The Welsh Parliament needs the powers to raise funds and invest in local and regional economies. Too many of our communities have suffered decades of neglect. This cannot continue.
The Senedd and local authorities must have greater freedom from central government and Whitehall to raise funds from the low-interest Public Works Loan Board and in the capital markets.
The Council Tax should be replaced by a local income tax based on the ability to pay. This will end the unfairness inflicted on low-income households.
As a result of Brexit, EU rules limiting the right of devolved and local government to award public procurement contracts locally no longer apply. That new power must be fully devolved to the Senedd, so that preference can be given to supporting jobs and businesses in our local communities.
Leaving the EU also enables the Bank of England to extend credit and bond purchase facilities to devolved and local government and other public bodies, which should be made full use of when the terms are more favourable than in the ‘free’ market.
The Barnett block grant formula does not recognise the needs of deprived working-class communities when allocating funds central funds to Wales and our local public services. It must be replaced by arrangements that do not disadvantage Wales.
In addition, the Senedd must have its own taxation powers to end the near-total reliance on central governments in London. These should include the right to retain a share of PAYE revenues generated in Wales, to raise the top rates of income tax and to introduce its own taxes and levies on wealth, development land and ‘luxury’ projects.
The benefits system is a vital lifeline for many. It’s not implemented fairly in Wales, where we have a higher incidence of sickness and incapacity benefits. Our own government should have the ability to supplement particular benefits where funduing allows and the ensure that they are administered humanely.
In current circumstances, for example, the Welsh parliament and government should have the power and resources to consolidate the £20 weekly uplift into the basic level of Universal Credit. At present, it is due to be withdrawn in October, tipping tens of thousands of Welsh families deeper into poverty.
Funding long-term care
The Welsh government recognised the challenge of planning for long-term care when commissioning the Holtham Report, Paying for Care. But there are significant gaps in the Report’s findings.
Holtham’s proposal for a ring-fenced social care portion of income tax ignores the potential that a tax on wealth and profits could have.

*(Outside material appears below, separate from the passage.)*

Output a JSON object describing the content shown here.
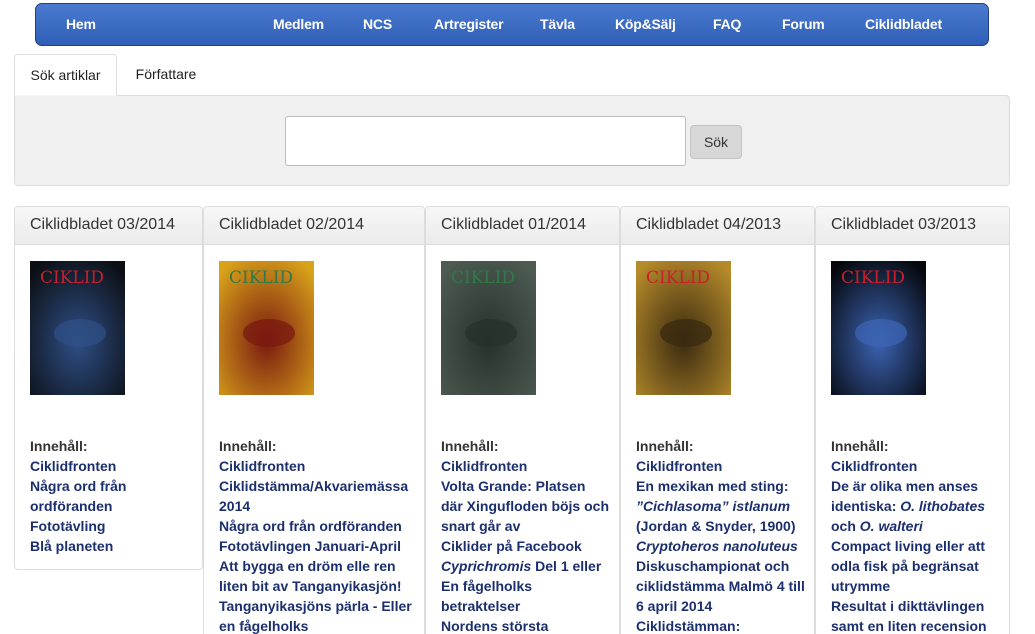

As Communists, we believe that accumulated private and corporate wealth as well as big business profits should play their part in funding social care. In Wales as elsewhere, that burden should not rest only or mainly on individual income tax payers.
For Britain as a whole, the Communist Party proposes to make the rich and big business pay for their bail-outs with a Wealth Tax; a windfall tax on the banking and other super-profits; an increase in top rates of Capital Gains Tax; and an immediate increase in Corporation Tax for large enterprises.